- [Work instruction]: Begin at the line with "Output a JSON" and write out every line after it, exactly, through the last line below, adding nothing.

--- START ---

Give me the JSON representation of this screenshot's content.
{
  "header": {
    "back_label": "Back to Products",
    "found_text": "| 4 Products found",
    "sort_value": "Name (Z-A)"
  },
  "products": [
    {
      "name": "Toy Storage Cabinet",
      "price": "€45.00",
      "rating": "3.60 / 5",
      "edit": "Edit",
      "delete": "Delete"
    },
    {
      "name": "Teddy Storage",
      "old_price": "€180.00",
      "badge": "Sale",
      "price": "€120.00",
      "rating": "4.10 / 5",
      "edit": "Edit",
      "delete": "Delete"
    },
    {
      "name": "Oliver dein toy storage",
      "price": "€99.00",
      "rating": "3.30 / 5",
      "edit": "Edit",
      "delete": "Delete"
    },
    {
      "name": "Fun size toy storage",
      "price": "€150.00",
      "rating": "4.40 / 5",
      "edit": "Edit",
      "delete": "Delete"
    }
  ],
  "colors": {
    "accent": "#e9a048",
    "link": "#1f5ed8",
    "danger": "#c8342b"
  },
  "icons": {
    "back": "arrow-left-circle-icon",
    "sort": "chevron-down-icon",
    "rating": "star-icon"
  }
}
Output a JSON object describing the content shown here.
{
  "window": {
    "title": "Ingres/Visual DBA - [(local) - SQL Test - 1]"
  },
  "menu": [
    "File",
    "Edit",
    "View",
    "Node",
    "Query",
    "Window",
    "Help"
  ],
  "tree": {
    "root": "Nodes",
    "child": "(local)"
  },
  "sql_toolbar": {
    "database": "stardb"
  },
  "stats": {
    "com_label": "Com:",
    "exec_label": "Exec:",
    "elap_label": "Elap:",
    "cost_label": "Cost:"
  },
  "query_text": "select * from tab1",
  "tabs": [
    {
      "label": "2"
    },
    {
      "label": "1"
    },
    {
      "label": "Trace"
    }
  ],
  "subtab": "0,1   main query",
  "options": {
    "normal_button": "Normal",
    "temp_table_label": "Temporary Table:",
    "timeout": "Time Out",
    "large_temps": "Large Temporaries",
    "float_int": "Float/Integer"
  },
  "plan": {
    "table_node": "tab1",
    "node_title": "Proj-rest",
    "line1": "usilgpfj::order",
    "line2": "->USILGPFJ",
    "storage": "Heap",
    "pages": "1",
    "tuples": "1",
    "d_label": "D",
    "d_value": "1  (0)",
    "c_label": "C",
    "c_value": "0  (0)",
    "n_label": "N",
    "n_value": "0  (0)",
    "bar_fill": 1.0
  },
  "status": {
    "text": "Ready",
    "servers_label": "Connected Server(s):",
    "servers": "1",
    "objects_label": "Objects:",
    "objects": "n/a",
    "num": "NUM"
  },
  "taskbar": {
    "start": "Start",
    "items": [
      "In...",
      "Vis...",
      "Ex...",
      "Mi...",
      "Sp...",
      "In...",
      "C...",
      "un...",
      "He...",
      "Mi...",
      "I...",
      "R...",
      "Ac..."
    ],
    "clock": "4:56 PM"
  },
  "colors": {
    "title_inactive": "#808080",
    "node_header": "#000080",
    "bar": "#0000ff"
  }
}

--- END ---

- [Exercise solution]:
Output a JSON object describing the content shown here.
{
  "window": {
    "title": "Ingres/Visual DBA - [(local) - SQL Test - 1]"
  },
  "menu": [
    "File",
    "Edit",
    "View",
    "Node",
    "Query",
    "Window",
    "Help"
  ],
  "tree": {
    "root": "Nodes",
    "child": "(local)"
  },
  "sql_toolbar": {
    "database": "stardb"
  },
  "stats": {
    "com_label": "Com:",
    "exec_label": "Exec:",
    "elap_label": "Elap:",
    "cost_label": "Cost:"
  },
  "query_text": "select * from tab1",
  "tabs": [
    {
      "label": "2"
    },
    {
      "label": "1"
    },
    {
      "label": "Trace"
    }
  ],
  "subtab": "0,1   main query",
  "options": {
    "normal_button": "Normal",
    "temp_table_label": "Temporary Table:",
    "timeout": "Time Out",
    "large_temps": "Large Temporaries",
    "float_int": "Float/Integer"
  },
  "plan": {
    "table_node": "tab1",
    "node_title": "Proj-rest",
    "line1": "usilgpfj::order",
    "line2": "->USILGPFJ",
    "storage": "Heap",
    "pages": "1",
    "tuples": "1",
    "d_label": "D",
    "d_value": "1  (0)",
    "c_label": "C",
    "c_value": "0  (0)",
    "n_label": "N",
    "n_value": "0  (0)",
    "bar_fill": 1.0
  },
  "status": {
    "text": "Ready",
    "servers_label": "Connected Server(s):",
    "servers": "1",
    "objects_label": "Objects:",
    "objects": "n/a",
    "num": "NUM"
  },
  "taskbar": {
    "start": "Start",
    "items": [
      "In...",
      "Vis...",
      "Ex...",
      "Mi...",
      "Sp...",
      "In...",
      "C...",
      "un...",
      "He...",
      "Mi...",
      "I...",
      "R...",
      "Ac..."
    ],
    "clock": "4:56 PM"
  },
  "colors": {
    "title_inactive": "#808080",
    "node_header": "#000080",
    "bar": "#0000ff"
  }
}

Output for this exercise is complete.